  6. ^ Bryant, Victoria (1973-09-01). "The Life Cycle of Nematospiroides dubius, Baylis, 1926 (Nematoda: Heligmosomidae)". Journal of Helminthology. 47 (03): 263–268. ISSN 1475-2697. doi:10.1017/S0022149X00026535. 
  7. ^ a b Gregory, Richard D. (1992-01-01). "On the interpretation of host-parasite ecology: Heligmosomoides polygyrus (Nematoda) in wild wood mouse (Apodemus sylvaticus) populations". Journal of Zoology. 226 (1): 109–121. ISSN 1469-7998. doi:10.1111/j.1469-7998.1992.tb06130.x. 
  8. ^ Grencis, Richard K.; Humphreys, Neil E.; Bancroft, Allison J. (2014-07-01). "Immunity to gastrointestinal nematodes: mechanisms and myths". Immunological Reviews. 260 (1): 183–205. ISSN 1600-065X. PMC 4141702Freely accessible.

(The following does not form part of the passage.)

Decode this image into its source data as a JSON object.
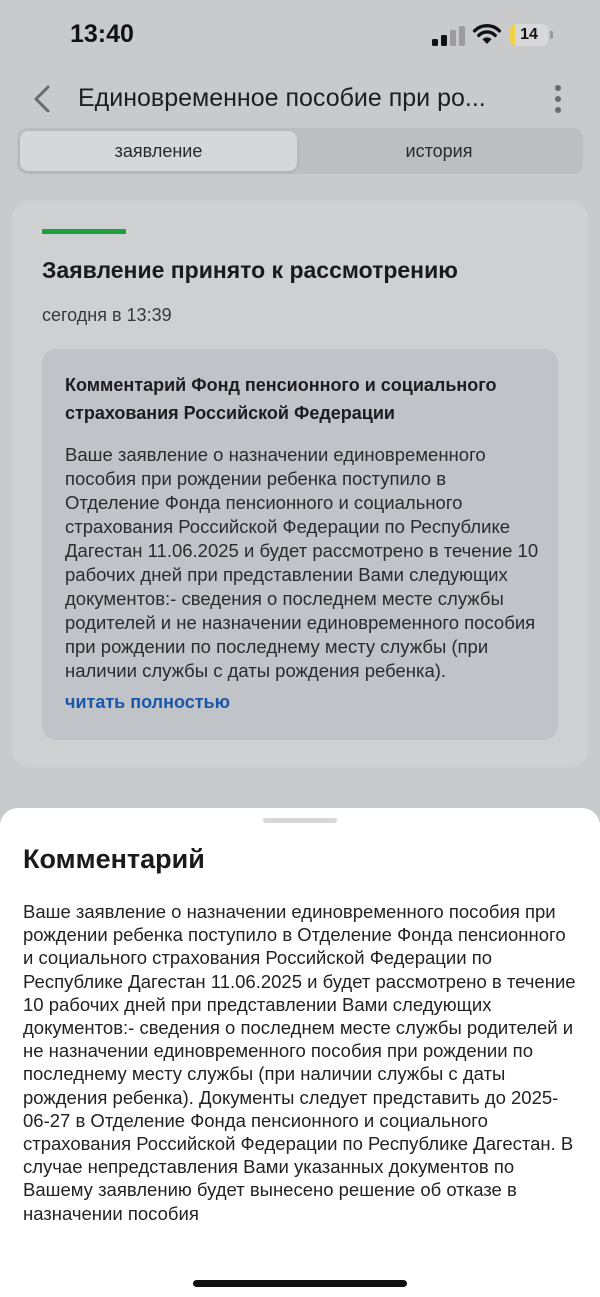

PMID 24942690. doi:10.1111/imr.12188. 
  9. ^ Filbey, Kara J.; Grainger, John R.; Smith, Katherine A.; Boon, Louis; van Rooijen, Nico; Harcus, Yvonne; Jenkins, Stephen; Hewitson, James P.; Maizels, Rick M. (2014-05-01). "Innate and adaptive type 2 immune cell responses in genetically controlled resistance to intestinal helminth infection". Immunology and Cell Biology. 92 (5): 436–448. ISSN 0818-9641. PMC 4038150Freely accessible. PMID 24492801. doi:10.1038/icb.2013.109. 
  10. ^ Finney, Constance A. M.; Taylor, Matthew D.; Wilson, Mark S.; Maizels, Rick M. (2007-07-01). "Expansion and activation of CD4(+)CD25(+) regulatory T cells in Heligmosomoides polygyrus infection". European Journal of Immunology. 37 (7): 1874–1886. ISSN 0014-2980. PMC 2699425Freely accessible. PMID 17563918. doi:10.1002/eji.200636751. 
  11. ^ Hewitson, James P.; Filbey, Kara J.; Grainger, John R.; Dowle, Adam A.; Pearson, Mark; Murray, Janice; Harcus, Yvonne; Maizels, Rick M. (2011-11-01). "Heligmosomoides polygyrus Elicits a Dominant Nonprotective Antibody Response Directed against Restricted Glycan and Peptide Epitopes". The Journal of Immunology. 187 (9): 4764–4777. ISSN 0022-1767. PMC 4306209Freely accessible. PMID 21964031. doi:10.4049/jimmunol.1004140. 

See also[edit]